Well, the Army made it happen, it successfully tested its own hypersonic weapon prototype that could lead to a class of conventionally-armed missiles capable of striking any target on Earth in less than two hours.
The Advanced Hypersonic Weapon was launched from Hawaii this morning at 6:30 Eastern time and flew roughly 2,400 miles to Kwajelien atoll. No word yet on how fast the AHW glide vehicle, (the part that would carry a weapon), powered by a three-stage booster rocket, made the journey.
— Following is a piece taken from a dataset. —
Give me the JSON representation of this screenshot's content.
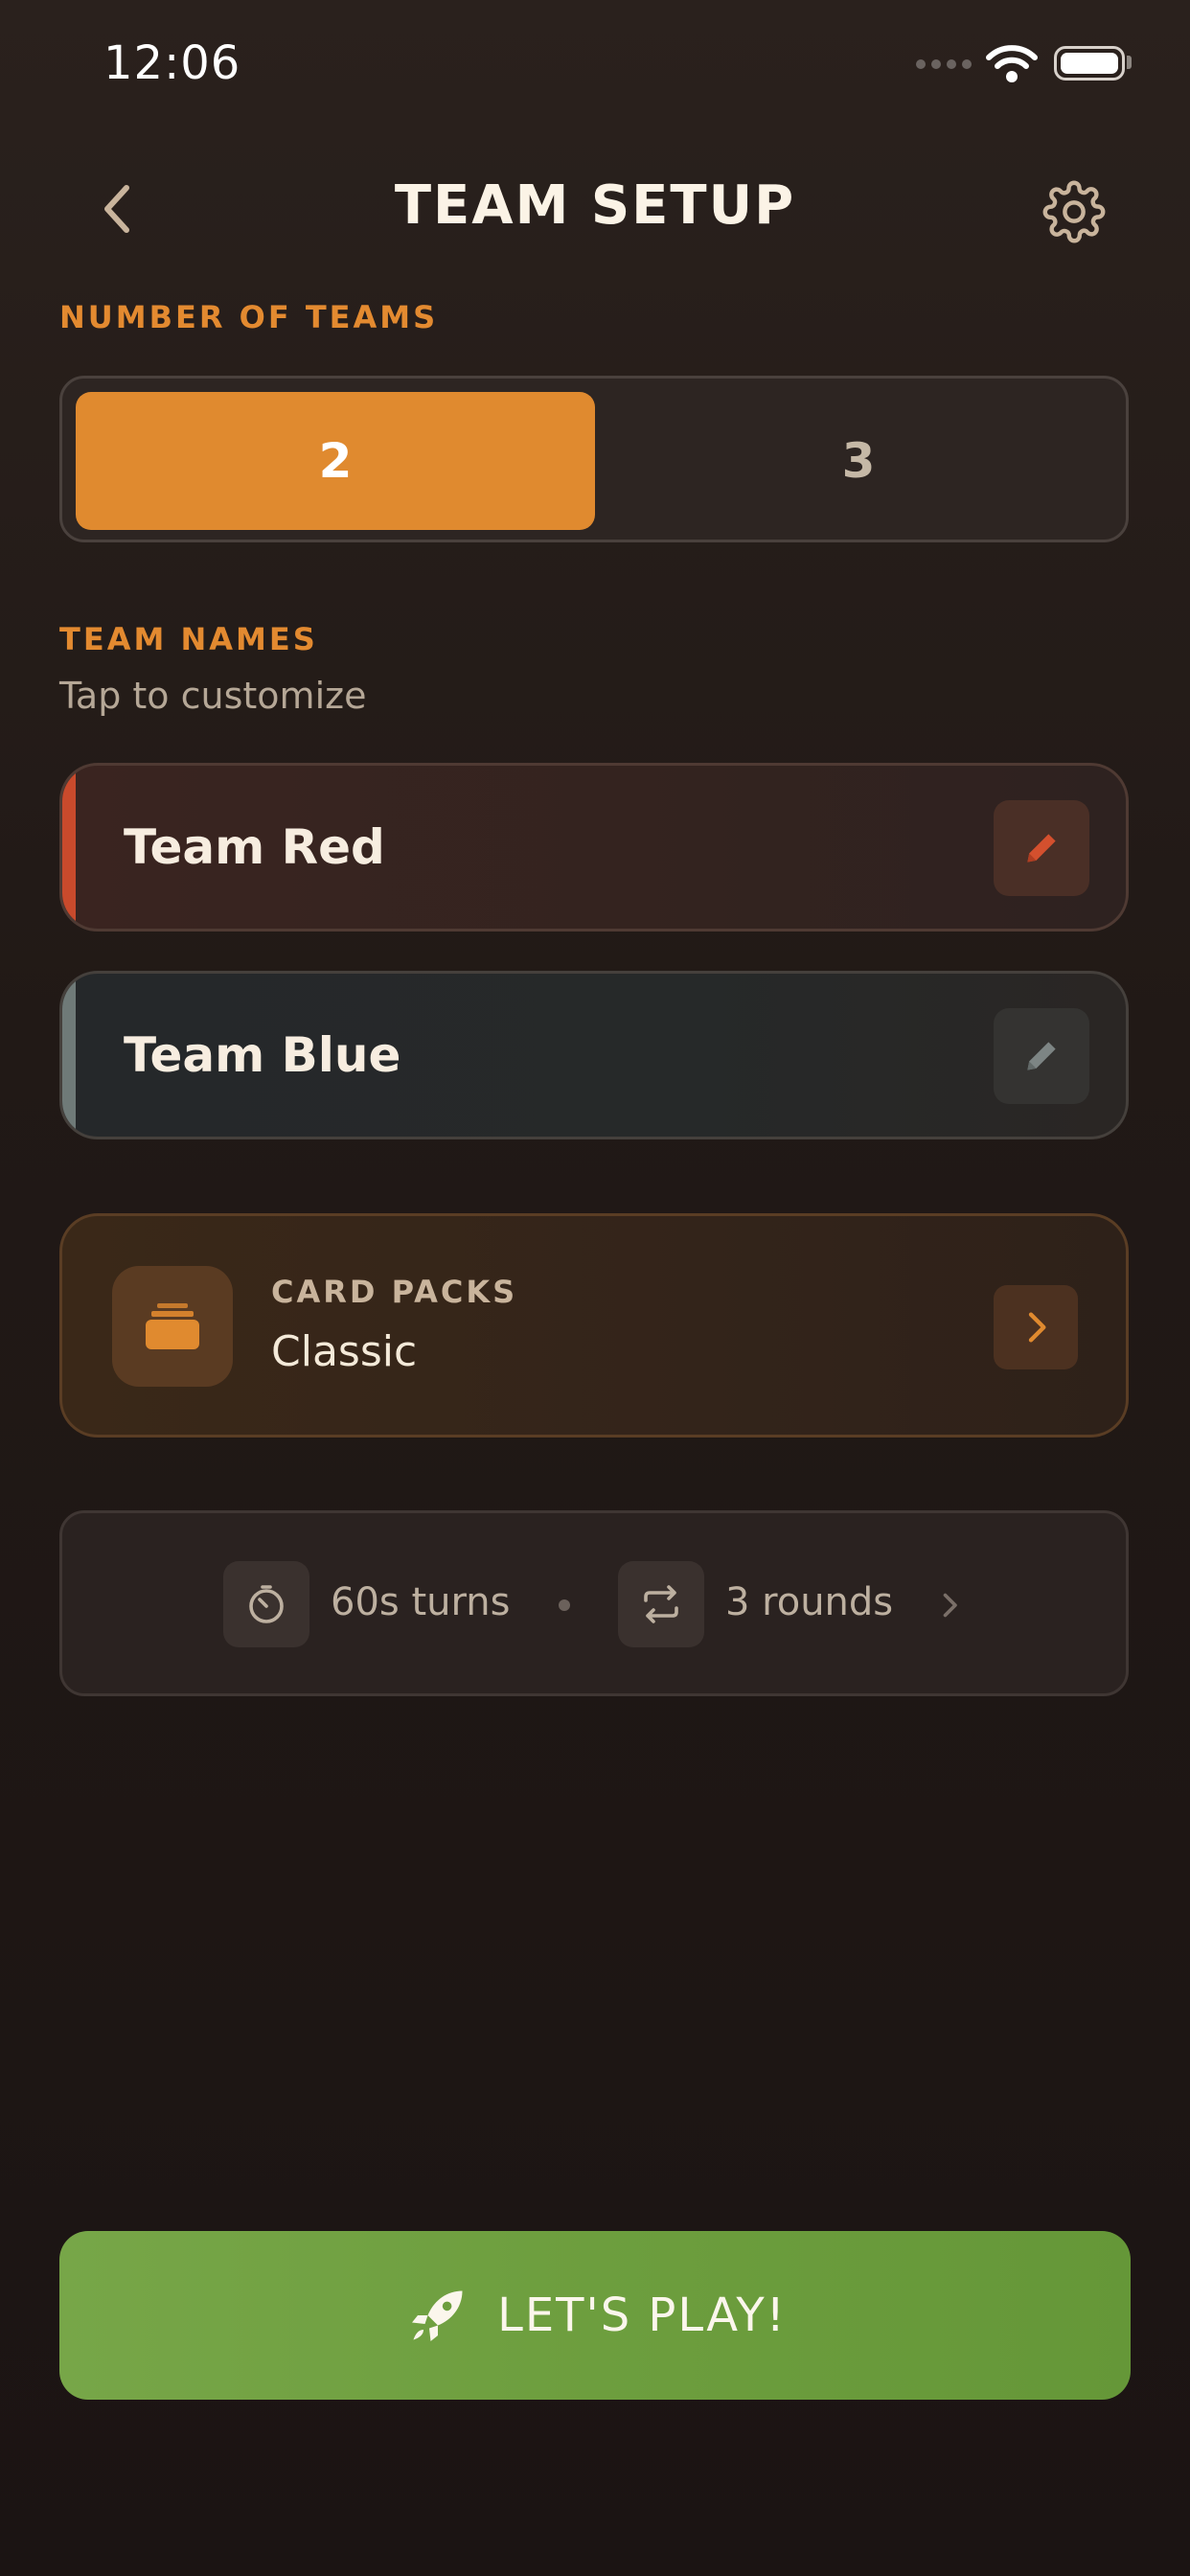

The Pentagon says it reached hypersonic speeds; that means it had to be flying at more than Mach 5 at some point.
The AHW stayed well within the Earth’s atmosphere, followng a “non-ballistic” trajectory as it sped toward its target. Why is that detail important? Here’s an excerpt from an interview I did with Boeing officials working on a similar project in September:
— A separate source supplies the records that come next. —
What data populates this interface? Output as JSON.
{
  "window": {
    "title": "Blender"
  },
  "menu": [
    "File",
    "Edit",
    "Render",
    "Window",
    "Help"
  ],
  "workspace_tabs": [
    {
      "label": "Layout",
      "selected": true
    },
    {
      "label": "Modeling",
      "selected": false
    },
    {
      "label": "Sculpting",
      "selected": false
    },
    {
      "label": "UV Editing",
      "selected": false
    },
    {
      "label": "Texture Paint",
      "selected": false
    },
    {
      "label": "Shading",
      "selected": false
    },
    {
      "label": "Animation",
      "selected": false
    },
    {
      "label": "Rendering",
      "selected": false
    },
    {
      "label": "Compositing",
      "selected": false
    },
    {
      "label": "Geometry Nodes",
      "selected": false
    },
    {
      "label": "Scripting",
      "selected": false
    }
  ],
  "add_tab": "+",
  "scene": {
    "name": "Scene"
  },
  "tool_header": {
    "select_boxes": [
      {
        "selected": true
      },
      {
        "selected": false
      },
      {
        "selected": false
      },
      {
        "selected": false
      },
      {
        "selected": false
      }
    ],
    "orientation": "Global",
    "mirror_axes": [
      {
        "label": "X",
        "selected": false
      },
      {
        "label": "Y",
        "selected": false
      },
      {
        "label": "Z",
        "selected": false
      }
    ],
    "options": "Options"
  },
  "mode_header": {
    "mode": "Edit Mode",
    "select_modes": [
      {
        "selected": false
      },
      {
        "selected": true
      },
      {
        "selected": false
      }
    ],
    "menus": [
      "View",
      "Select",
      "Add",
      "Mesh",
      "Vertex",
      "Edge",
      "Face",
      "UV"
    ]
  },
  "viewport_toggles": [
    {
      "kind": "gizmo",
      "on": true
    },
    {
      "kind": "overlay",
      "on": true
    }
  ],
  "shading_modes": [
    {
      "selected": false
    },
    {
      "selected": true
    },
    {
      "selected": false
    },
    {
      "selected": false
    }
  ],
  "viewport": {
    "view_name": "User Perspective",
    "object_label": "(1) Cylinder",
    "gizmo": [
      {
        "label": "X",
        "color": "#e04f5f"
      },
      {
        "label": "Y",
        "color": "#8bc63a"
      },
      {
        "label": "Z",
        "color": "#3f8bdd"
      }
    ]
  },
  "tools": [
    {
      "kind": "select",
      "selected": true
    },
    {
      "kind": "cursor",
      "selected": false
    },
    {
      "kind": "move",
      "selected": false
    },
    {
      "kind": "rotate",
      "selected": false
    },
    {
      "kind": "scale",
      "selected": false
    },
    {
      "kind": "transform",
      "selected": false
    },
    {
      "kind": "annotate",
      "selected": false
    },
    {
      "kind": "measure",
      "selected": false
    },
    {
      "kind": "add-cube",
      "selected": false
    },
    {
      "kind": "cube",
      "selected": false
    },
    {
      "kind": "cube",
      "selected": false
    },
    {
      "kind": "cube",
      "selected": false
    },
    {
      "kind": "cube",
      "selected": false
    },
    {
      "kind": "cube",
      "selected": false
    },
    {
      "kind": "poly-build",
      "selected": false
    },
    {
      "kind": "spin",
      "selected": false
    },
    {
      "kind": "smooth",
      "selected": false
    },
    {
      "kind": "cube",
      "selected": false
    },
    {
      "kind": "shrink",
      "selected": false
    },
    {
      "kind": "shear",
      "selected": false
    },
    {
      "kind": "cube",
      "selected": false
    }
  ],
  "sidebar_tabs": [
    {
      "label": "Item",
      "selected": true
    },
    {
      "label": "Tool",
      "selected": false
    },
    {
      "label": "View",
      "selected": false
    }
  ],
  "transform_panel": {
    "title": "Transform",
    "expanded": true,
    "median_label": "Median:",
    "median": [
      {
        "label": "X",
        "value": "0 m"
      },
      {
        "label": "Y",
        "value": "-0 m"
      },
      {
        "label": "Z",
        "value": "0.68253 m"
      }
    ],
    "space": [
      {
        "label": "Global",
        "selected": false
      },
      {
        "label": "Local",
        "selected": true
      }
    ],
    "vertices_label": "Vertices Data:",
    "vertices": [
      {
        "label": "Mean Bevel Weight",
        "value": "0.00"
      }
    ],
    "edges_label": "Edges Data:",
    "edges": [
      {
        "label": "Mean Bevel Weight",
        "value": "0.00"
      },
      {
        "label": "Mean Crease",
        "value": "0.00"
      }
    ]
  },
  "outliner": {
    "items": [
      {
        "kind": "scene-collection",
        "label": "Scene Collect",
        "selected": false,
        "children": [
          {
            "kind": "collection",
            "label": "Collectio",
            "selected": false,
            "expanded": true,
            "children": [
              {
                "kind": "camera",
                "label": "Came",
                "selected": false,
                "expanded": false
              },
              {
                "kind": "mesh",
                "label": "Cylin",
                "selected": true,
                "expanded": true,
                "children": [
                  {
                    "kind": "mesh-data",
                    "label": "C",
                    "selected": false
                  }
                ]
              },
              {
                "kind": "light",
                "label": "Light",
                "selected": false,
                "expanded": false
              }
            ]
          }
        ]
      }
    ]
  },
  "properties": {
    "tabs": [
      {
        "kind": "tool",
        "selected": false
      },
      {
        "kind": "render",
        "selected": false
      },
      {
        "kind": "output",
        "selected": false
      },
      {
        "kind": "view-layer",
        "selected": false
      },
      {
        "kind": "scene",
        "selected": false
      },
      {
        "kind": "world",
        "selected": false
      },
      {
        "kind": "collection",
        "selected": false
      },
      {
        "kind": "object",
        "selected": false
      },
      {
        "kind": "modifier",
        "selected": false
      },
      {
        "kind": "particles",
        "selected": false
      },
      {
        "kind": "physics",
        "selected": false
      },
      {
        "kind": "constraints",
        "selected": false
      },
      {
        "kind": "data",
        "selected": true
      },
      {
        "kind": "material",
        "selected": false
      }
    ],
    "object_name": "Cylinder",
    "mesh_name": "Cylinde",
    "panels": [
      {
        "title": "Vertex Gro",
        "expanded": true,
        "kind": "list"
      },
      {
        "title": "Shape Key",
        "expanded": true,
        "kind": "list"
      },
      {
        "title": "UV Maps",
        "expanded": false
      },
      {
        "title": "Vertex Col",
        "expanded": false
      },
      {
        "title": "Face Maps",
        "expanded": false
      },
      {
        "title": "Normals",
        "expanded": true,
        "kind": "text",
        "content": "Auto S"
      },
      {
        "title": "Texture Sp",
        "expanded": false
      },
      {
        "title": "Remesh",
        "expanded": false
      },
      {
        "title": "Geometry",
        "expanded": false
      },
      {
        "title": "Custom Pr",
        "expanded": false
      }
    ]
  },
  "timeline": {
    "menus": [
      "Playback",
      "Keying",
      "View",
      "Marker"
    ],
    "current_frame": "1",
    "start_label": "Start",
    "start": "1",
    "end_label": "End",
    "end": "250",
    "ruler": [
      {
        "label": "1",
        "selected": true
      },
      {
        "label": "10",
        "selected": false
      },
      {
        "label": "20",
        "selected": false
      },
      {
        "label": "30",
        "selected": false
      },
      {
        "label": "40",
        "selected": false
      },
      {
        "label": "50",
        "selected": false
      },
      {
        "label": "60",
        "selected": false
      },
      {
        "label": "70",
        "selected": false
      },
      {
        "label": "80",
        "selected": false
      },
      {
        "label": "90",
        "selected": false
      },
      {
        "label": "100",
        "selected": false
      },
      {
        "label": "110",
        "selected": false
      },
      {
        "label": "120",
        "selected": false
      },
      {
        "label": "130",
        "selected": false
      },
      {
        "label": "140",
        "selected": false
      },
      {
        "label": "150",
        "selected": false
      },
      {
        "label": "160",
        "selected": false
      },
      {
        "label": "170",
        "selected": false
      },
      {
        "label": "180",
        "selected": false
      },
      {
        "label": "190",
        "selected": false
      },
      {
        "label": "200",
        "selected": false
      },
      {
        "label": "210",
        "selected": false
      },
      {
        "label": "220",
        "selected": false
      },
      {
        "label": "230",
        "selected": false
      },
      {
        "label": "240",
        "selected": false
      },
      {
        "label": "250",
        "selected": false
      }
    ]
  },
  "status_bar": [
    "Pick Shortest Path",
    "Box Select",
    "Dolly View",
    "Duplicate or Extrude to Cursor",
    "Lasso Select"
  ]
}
Basically, a ground-launched PGS weapon would cut a much lower and flatter path through the air than a nuclear-armed ICBM, something that would instantly show other nations that this isn’t preemptive nuclear strike.
“This is a depressed trajectory and if your were to track [the PGS’] ballistic profile” it’s much lower than a regular ICBM, said Boeing’s Rick Hartle during a briefing on Tuesday at the Air Force Association’s annual conference in National Harbor, Md.
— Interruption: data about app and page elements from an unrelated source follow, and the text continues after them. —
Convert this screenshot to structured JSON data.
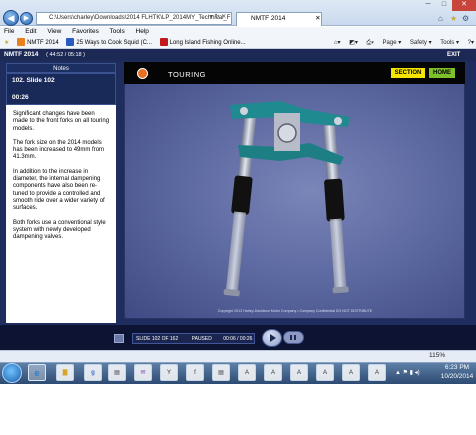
{
  "browser": {
    "address": "C:\\Users\\charley\\Downloads\\2014 FLHTK\\LP_2014MY_Technical_F",
    "tab_title": "NMTF 2014",
    "menu": [
      "File",
      "Edit",
      "View",
      "Favorites",
      "Tools",
      "Help"
    ],
    "favorites": [
      {
        "label": "NMTF 2014",
        "color": "#e8801c"
      },
      {
        "label": "25 Ways to Cook Squid (C...",
        "color": "#2a5bbf"
      },
      {
        "label": "Long Island Fishing Online...",
        "color": "#c21a1a"
      }
    ],
    "commands": [
      "Page ▾",
      "Safety ▾",
      "Tools ▾"
    ],
    "zoom": "115%"
  },
  "app": {
    "header": "NMTF 2014",
    "header_time": "( 44:52 / 05:18 )",
    "exit": "EXIT",
    "notes_tab": "Notes",
    "slide_label": "102. Slide 102",
    "slide_elapsed": "00:26",
    "notes": [
      "Significant changes have been made to the front forks on all touring models.",
      "The fork size on the 2014 models has been increased to 49mm from 41.3mm.",
      "In addition to the increase in diameter, the internal dampening components have also been re-tuned to provide a controlled and smooth ride over a wider variety of surfaces.",
      "Both forks use a conventional style system with newly developed dampening valves."
    ],
    "slide_title": "TOURING",
    "section_btn": "SECTION",
    "home_btn": "HOME",
    "copyright": "Copyright 2013 Harley-Davidson Motor Company • Company Confidential DO NOT DISTRIBUTE",
    "progress": {
      "slide": "SLIDE 102 OF 162",
      "status": "PAUSED",
      "time": "00:06 / 00:26"
    }
  },
  "taskbar": {
    "time": "6:23 PM",
    "date": "10/20/2014"
  },
  "colors": {
    "section": "#f5e400",
    "home": "#7ec02a",
    "touring_logo": "#e87022"
  }
}
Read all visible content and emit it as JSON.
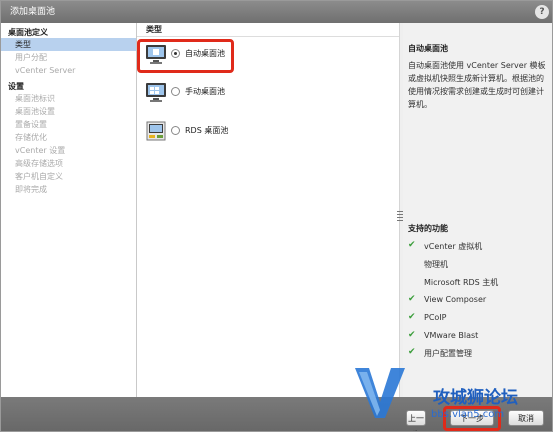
{
  "dialog": {
    "title": "添加桌面池",
    "help_label": "?"
  },
  "nav": {
    "section1": "桌面池定义",
    "steps1": [
      "类型",
      "用户分配",
      "vCenter Server"
    ],
    "section2": "设置",
    "steps2": [
      "桌面池标识",
      "桌面池设置",
      "置备设置",
      "存储优化",
      "vCenter 设置",
      "高级存储选项",
      "客户机自定义",
      "即将完成"
    ]
  },
  "main": {
    "title": "类型",
    "options": [
      {
        "label": "自动桌面池",
        "selected": true,
        "icon": "auto-pool-icon"
      },
      {
        "label": "手动桌面池",
        "selected": false,
        "icon": "manual-pool-icon"
      },
      {
        "label": "RDS 桌面池",
        "selected": false,
        "icon": "rds-pool-icon"
      }
    ]
  },
  "side": {
    "title": "自动桌面池",
    "description": "自动桌面池使用 vCenter Server 模板或虚拟机快照生成新计算机。根据池的使用情况按需求创建或生成时可创建计算机。",
    "features_title": "支持的功能",
    "features": [
      {
        "label": "vCenter 虚拟机",
        "supported": true
      },
      {
        "label": "物理机",
        "supported": false
      },
      {
        "label": "Microsoft RDS 主机",
        "supported": false
      },
      {
        "label": "View Composer",
        "supported": true
      },
      {
        "label": "PCoIP",
        "supported": true
      },
      {
        "label": "VMware Blast",
        "supported": true
      },
      {
        "label": "用户配置管理",
        "supported": true
      }
    ]
  },
  "footer": {
    "prev_label": "上一步",
    "next_label": "下一步",
    "cancel_label": "取消"
  },
  "watermark": {
    "text": "攻城狮论坛",
    "url": "bbs.vlan5.com"
  },
  "colors": {
    "accent_select": "#b8d1ee",
    "highlight": "#e02a1a",
    "check": "#3a9d3a"
  }
}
Today’s test was meant to “collect data on hypersonic boost-glide technologies and test range performance for long-range atmospheric flight. Mission emphasis is aerodynamics; navigation, guidance, and control; and thermal protection technologies,” reads a Pentagon press release on the flight.
Remember that the Air Force has been working on it’s own versions of this technology; experimenting with scramjet tech and a system that uses former Peacekeeper ICBM’s to launch a glide vehicle to hypersonic speeds. The Army’s less ambitious effort sounds like it is off to a better start, so far anyway.
Click through the jump to read the press release and see a rough sketch of how a PGS weapon would fly to avoid being confused for an ICBM.
Here’s the Pentagon’s announcement of the flight:
Today the U.S. Army Space and Missile Defense Command/Army Forces Strategic Command conducted the first test flight of the Advanced Hypersonic Weapon (AHW) concept. At 6:30 a.m. EST (1:30 a.m. Hawaii-Aleutian Time), a first-of-its-kind glide vehicle, designed to fly within the earth’s atmosphere at hypersonic speed and long range, was launched from the Pacific Missile Range Facility, Kauai, Hawaii to the Reagan Test Site, U.S. Army Kwajalein Atoll.
The objective of the test is to collect data on hypersonic boost-glide technologies and test range performance for long-range atmospheric flight. Mission emphasis is aerodynamics; navigation, guidance, and control; and thermal protection technologies.
A three-stage booster system launched the AHW glide vehicle and successfully deployed it on the desired flight trajectory. The vehicle flew a non-ballistic glide trajectory at hypersonic speed to the planned impact location at the Reagan Test Site. Space, air, sea, and ground platforms collected vehicle performance data during all phases of flight. The data collected will be used by the Department of Defense to model and develop future hypersonic boost-glide capabilities.
The AHW program is managed and executed by the U.S. Army Space and Missile Defense Command/Army Forces Strategic Command program office in Huntsville, Ala. The booster system and glide vehicle were developed by Sandia National Laboratories, Albuquerque, N.M. and the thermal protection system by the U.S. Army Aviation and Missile Research Development and Engineering Center, Huntsville, Ala.
The Department of Defense is using AHW to develop and demonstrate technologies for Conventional Prompt Global Strike (CPGS). As part of the CPGS effort, the Defense Advanced Research Projects Agency conducted boost-glide flight tests in April 2010 and August 2011, results from which were used in planning the AHW flight test.
Here’s a drawing Hartle did for me (hey, it gets the job done) showing the PGS’ trajectory versus a nuclear missile. The nuke is the line that curves high up what should be the Y-axis while the PGS is the squiggly line that stays close to the X-axis.